Dataset rows describing interfaces:
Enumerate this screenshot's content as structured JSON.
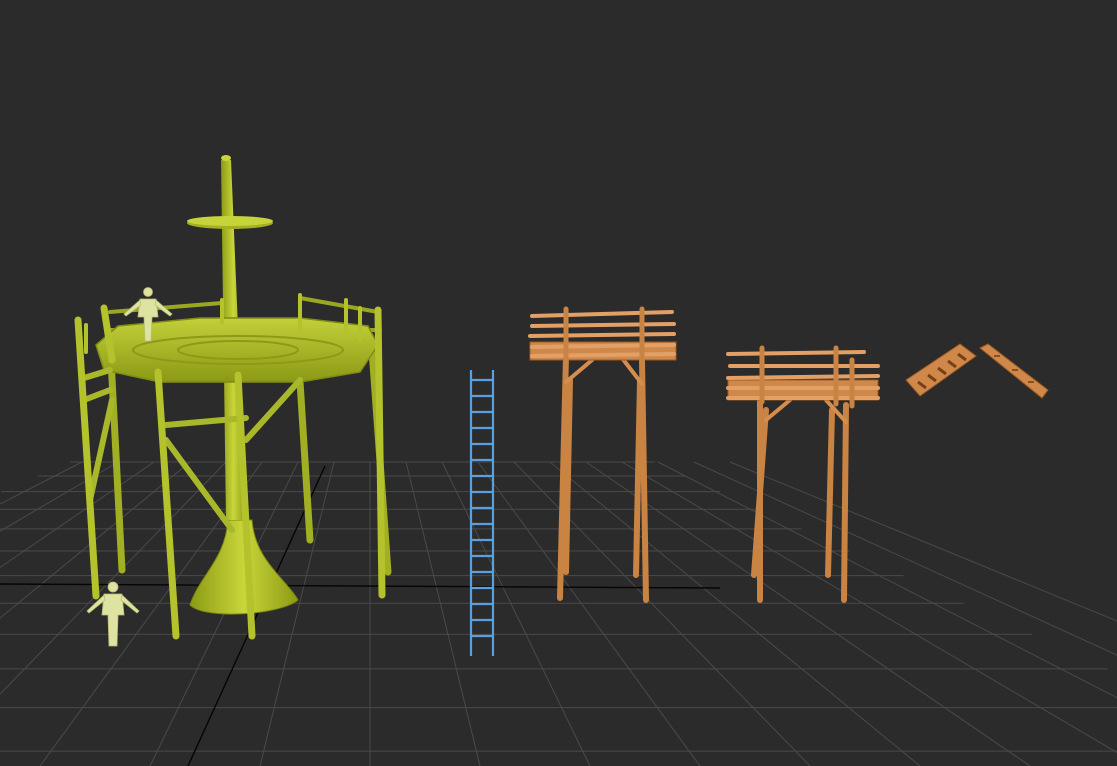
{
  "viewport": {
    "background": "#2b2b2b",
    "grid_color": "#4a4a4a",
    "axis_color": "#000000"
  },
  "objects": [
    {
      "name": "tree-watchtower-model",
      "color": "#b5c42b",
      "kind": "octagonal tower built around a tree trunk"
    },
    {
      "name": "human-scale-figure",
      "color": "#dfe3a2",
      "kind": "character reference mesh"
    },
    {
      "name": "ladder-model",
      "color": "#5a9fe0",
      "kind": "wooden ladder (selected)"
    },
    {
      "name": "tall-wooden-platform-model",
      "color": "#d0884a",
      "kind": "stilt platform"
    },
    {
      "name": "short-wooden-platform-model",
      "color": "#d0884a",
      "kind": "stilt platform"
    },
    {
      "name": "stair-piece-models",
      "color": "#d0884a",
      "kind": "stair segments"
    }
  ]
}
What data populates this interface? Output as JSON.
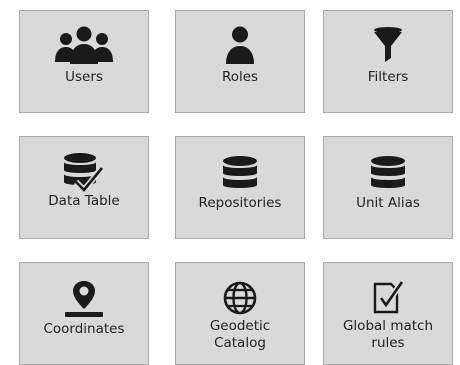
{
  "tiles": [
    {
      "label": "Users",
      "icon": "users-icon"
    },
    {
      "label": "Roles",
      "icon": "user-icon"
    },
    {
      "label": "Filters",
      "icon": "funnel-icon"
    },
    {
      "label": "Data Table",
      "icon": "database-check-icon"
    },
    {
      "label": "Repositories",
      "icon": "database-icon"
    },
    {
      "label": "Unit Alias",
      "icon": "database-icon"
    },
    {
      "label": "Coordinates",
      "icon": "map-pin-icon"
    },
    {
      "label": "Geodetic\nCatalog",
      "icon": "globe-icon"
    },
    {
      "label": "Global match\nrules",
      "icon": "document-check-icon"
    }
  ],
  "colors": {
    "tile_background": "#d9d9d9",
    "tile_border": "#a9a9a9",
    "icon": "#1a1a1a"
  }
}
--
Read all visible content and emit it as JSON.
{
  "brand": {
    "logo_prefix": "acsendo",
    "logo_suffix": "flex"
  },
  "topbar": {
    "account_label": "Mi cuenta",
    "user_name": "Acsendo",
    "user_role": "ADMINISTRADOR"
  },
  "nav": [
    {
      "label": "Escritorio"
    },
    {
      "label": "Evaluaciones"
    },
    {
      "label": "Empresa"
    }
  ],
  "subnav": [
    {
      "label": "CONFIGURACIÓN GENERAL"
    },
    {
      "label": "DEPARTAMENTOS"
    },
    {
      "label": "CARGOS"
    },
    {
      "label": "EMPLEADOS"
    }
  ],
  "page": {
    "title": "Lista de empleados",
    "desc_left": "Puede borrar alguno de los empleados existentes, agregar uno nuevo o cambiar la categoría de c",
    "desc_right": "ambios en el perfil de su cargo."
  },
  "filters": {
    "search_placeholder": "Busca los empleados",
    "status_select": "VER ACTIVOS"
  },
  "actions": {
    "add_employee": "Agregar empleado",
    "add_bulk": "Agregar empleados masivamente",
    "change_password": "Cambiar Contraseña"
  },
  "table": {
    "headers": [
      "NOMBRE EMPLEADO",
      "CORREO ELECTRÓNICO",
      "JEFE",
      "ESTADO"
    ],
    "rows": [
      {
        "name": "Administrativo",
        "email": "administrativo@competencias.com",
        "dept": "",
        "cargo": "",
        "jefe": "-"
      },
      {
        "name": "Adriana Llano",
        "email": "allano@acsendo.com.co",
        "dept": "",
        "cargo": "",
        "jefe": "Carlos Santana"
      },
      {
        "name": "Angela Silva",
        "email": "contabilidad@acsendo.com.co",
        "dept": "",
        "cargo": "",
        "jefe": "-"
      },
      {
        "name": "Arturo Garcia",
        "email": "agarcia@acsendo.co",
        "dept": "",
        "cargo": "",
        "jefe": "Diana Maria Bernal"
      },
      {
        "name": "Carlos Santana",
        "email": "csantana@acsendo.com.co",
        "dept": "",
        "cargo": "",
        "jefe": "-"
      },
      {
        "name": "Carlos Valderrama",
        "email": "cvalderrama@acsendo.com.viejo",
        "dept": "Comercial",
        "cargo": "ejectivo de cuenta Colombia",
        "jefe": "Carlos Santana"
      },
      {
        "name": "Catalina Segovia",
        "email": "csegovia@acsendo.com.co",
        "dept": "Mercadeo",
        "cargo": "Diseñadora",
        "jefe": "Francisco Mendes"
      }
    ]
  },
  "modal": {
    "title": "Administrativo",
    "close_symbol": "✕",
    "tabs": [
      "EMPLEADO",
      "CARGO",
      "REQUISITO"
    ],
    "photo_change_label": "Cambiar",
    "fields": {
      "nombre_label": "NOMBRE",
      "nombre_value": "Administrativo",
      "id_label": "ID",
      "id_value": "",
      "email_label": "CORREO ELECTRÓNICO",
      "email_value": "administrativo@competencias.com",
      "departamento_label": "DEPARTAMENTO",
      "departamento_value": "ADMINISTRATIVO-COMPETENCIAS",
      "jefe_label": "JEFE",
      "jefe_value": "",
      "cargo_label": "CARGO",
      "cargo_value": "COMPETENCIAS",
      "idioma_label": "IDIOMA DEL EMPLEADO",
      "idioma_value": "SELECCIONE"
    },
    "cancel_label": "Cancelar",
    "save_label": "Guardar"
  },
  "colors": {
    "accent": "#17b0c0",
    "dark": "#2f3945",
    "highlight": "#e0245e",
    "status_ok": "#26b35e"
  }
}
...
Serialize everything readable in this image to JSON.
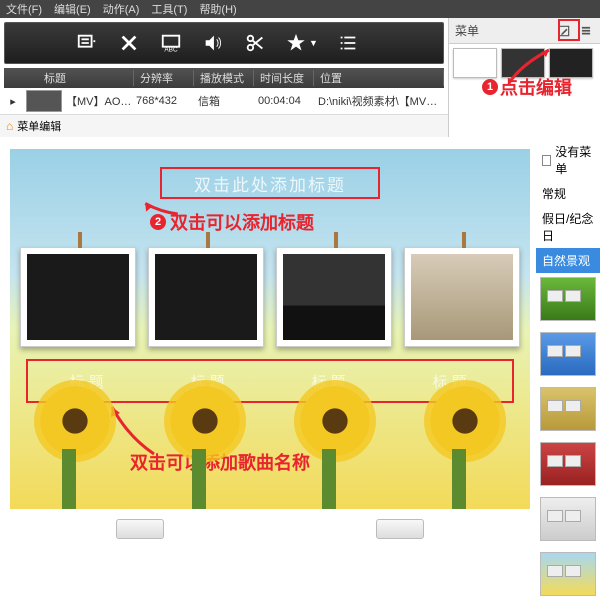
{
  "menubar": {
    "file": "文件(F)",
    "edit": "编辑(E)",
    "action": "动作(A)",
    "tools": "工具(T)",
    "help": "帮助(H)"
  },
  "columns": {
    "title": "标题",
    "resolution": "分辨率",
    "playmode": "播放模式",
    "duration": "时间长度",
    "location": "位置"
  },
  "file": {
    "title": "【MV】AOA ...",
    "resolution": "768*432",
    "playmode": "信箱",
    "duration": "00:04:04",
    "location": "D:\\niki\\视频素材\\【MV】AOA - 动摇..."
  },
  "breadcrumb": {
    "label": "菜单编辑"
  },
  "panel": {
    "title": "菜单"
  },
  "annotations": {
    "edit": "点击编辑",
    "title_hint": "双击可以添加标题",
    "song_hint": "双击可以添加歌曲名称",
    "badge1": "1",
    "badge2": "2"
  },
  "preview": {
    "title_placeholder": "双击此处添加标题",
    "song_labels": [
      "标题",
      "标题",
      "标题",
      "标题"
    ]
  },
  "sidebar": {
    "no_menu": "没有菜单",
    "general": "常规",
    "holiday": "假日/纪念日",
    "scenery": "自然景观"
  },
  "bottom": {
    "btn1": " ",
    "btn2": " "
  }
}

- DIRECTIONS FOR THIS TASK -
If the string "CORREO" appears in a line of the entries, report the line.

- ANSWER SECTION -
      "CORREO ELECTRÓNICO",
      "email_label": "CORREO ELECTRÓNICO",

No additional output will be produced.